The Endless Debate: Best-in-Suite vs Best-in-Breed?
The best-of-breed strategy surpassed the best-of-suite solution in the late 1990s, but then the collapse of the internet bubble and the subsequent recession seemed to alter the IT tendency toward centralized control and single-vendor suites. However, since the global economy started to recover, the same debate between the two approaches has re-escalated.
Almost all companies have a mix of suite-based and niche applications regardless of which approach is currently the most popular. What are the pros and cons of each strategy?
In the case of best-of-suite, the assumption is that the suite approach can enable users to have a consistent data model, common user interface, and process integration. What IT departments like about this approach is the idea of dealing with one major application provider and having consistency. From the senior management’s perspective, the selling points are taking less risk and doing business with a well-established suite vendor.
The disadvantages of suites are cost, time, complexity and rigidity. Another point is that the suite requires a level of readiness across all departments, which is not always easy to accomplish. In fact, the suite approach works great when a CMS meets the needs of the business goals. Besides functional fit, internal consensus to alter existing structure is another critical motivation.
In the case of best-of-breed, the assumption is that this approach provides more comprehensive functionality as well as flexibility. Also, the implementation is faster and easier resulting in better user satisfaction with adaptation. IT departments like this approach as it is more convenient due to the smaller scope, the lower cost, and time- efficiency. From the senior management’s perspective, the motivation includes having more tailored applications, better functional fit, and the ability to easily modify based on the needs and priorities of the business.

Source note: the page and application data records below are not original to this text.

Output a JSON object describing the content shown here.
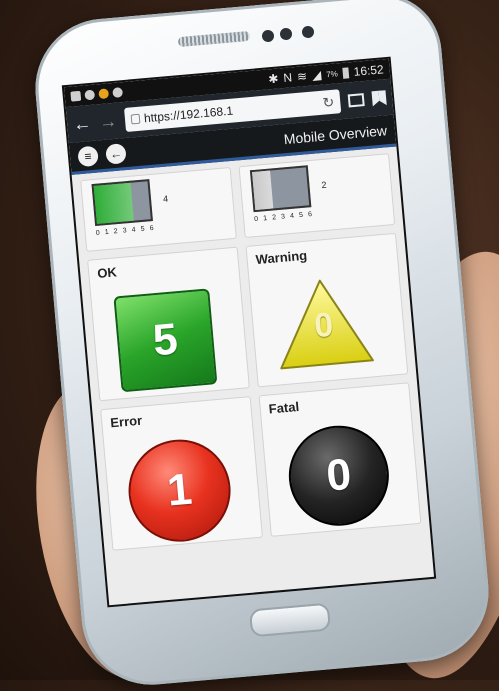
{
  "status_bar": {
    "time": "16:52",
    "battery_percent": "7%"
  },
  "browser": {
    "url": "https://192.168.1"
  },
  "app": {
    "title": "Mobile Overview"
  },
  "gauges": [
    {
      "value": "4",
      "level": 0.68,
      "fill_color": "#2fae38",
      "scale": [
        "0",
        "1",
        "2",
        "3",
        "4",
        "5",
        "6"
      ]
    },
    {
      "value": "2",
      "level": 0.34,
      "fill_color": "#c8c8c8",
      "scale": [
        "0",
        "1",
        "2",
        "3",
        "4",
        "5",
        "6"
      ]
    }
  ],
  "statuses": [
    {
      "label": "OK",
      "value": "5",
      "color": "#2aa52a",
      "shape": "square"
    },
    {
      "label": "Warning",
      "value": "0",
      "color": "#f2ea36",
      "shape": "triangle"
    },
    {
      "label": "Error",
      "value": "1",
      "color": "#e8321f",
      "shape": "circle"
    },
    {
      "label": "Fatal",
      "value": "0",
      "color": "#1a1a1a",
      "shape": "circle"
    }
  ]
}
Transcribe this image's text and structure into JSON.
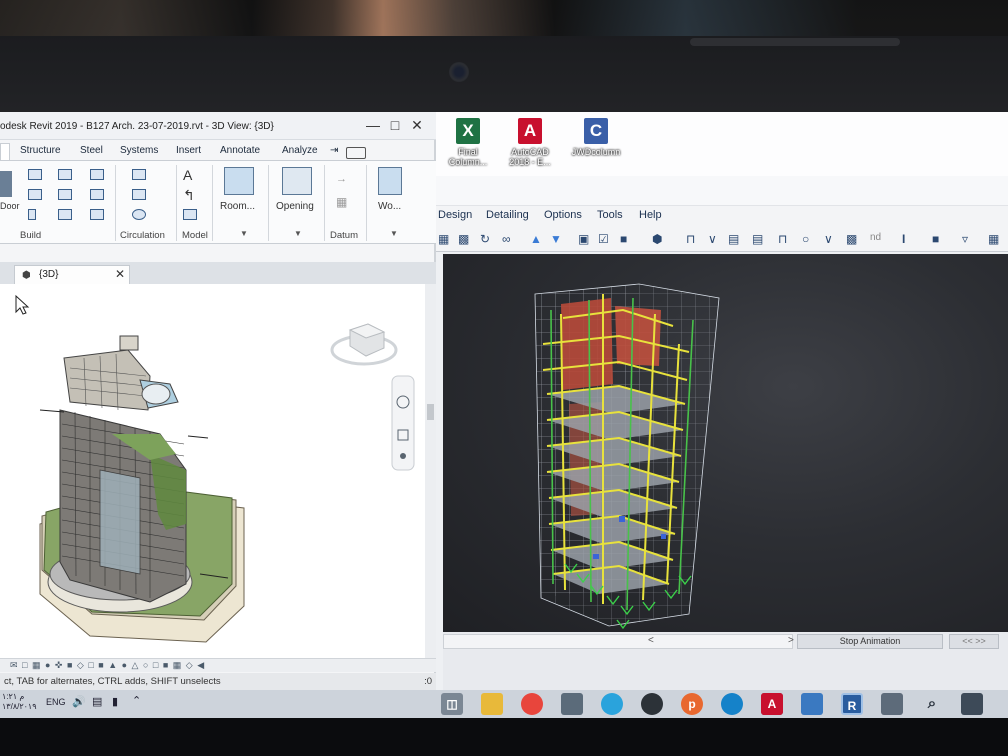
{
  "revit": {
    "title": "odesk Revit 2019 - B127 Arch. 23-07-2019.rvt - 3D View: {3D}",
    "window_controls": {
      "minimize": "—",
      "maximize": "□",
      "close": "✕"
    },
    "tabs": [
      "Structure",
      "Steel",
      "Systems",
      "Insert",
      "Annotate",
      "Analyze",
      "⇥"
    ],
    "ribbon": {
      "door_label": "Door",
      "groups": [
        "Build",
        "Circulation",
        "Model",
        "Datum"
      ],
      "big_buttons": [
        "Room...",
        "Opening",
        "Wo..."
      ]
    },
    "view_tab": {
      "label": "{3D}",
      "close": "✕"
    },
    "statusbar": {
      "hint": "ct, TAB for alternates, CTRL adds, SHIFT unselects",
      "right": ":0"
    }
  },
  "desktop_icons": [
    {
      "name": "excel-icon",
      "label": "Final Column...",
      "color": "#1f7244",
      "glyph": "X"
    },
    {
      "name": "autocad-icon",
      "label": "AutoCAD 2018 - E...",
      "color": "#c8102e",
      "glyph": "A"
    },
    {
      "name": "column-icon",
      "label": "JWDcolumn",
      "color": "#3a5fa8",
      "glyph": "C"
    }
  ],
  "etabs": {
    "menu": [
      "Design",
      "Detailing",
      "Options",
      "Tools",
      "Help"
    ],
    "toolbar_text": {
      "nd": "nd",
      "beam": "I"
    },
    "scroll": {
      "left": "<",
      "right": ">"
    },
    "stop_animation": "Stop Animation",
    "nav_arrows": "<< >>"
  },
  "taskbar": {
    "language": "ENG",
    "clock": [
      "م ١:٢١",
      "١٣/٨/٢٠١٩"
    ],
    "apps": [
      {
        "name": "task-view-icon",
        "color": "#7b8794",
        "glyph": "◫"
      },
      {
        "name": "file-explorer-icon",
        "color": "#e8b93a",
        "glyph": ""
      },
      {
        "name": "chrome-icon",
        "color": "#e8453c",
        "glyph": ""
      },
      {
        "name": "store-icon",
        "color": "#5b6b7a",
        "glyph": ""
      },
      {
        "name": "telegram-icon",
        "color": "#2aa3dc",
        "glyph": ""
      },
      {
        "name": "media-icon",
        "color": "#2c3238",
        "glyph": ""
      },
      {
        "name": "pdf-icon",
        "color": "#e8682f",
        "glyph": "p"
      },
      {
        "name": "edge-icon",
        "color": "#1582c9",
        "glyph": ""
      },
      {
        "name": "mail-icon",
        "color": "#6b7784",
        "glyph": ""
      },
      {
        "name": "autocad-taskbar-icon",
        "color": "#c8102e",
        "glyph": "A"
      },
      {
        "name": "folder-icon",
        "color": "#3a79c1",
        "glyph": ""
      },
      {
        "name": "revit-taskbar-icon",
        "color": "#2a5d9f",
        "glyph": "R"
      },
      {
        "name": "settings-icon",
        "color": "#5d6b7a",
        "glyph": ""
      },
      {
        "name": "search-icon",
        "color": "#3d4a58",
        "glyph": "⌕"
      },
      {
        "name": "windows-icon",
        "color": "#3d4a58",
        "glyph": ""
      }
    ]
  }
}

One of the disadvantages of the best-of-breed approach is real-time process and data integration is fairly hard to achieve even for the big players in the application vendors league, not to mention small and medium sized providers. Another serious concern is the size of the specialist vendors compared to their suite counterparts, as it means having limited resources and geographic coverage as well as more financial risk.
As a result, each approach contains its own benefits and potential defects. Therefore, picking between integrated suites and best-of-breed systems is one of the hardest decisions to make. Best of breed systems are best applied to a few functions, facilitating some system maintenance. However, best of breed systems may not be able to handle new requirements if needed. In this case, the right thing to do is to employ an integrated system for handling most requirements, allowing best of breed systems to handle items requiring focused performance and specialization.
I would also highly recommend those who need more insight before deciding on the best system for their organizations’ needs to stay tuned for the CMS-Connected upcoming show, airing on Wednesday, December 23rd. During the show, Butch Stearns and Scott Liewehr will welcome our featured guest, Alan Pelz-Sharpe, who is the VP & Managing Director VOCalis at DCG and Member of the Board of Directors at AIIM International. Alan, alongside our hosts, will dive into the topic a little deeper of whether or not the suite approach to CMS is dying.
Tune into the web broadcast to learn:
Should Enterprise CMS Vendors be taking a Suite approach or should they be looking at connecting into existing products?
Where does Governance fit in to these two approaches?
What is a good way to begin uncovering whether a suite solution will work, or whether a best-of-breed approach is more beneficial?
And more on how to adopt the appropriate business support systems (BSS) software strategy.
Don’t miss this opportunity to learn how to choose and execute the best approach for your organization in 2016!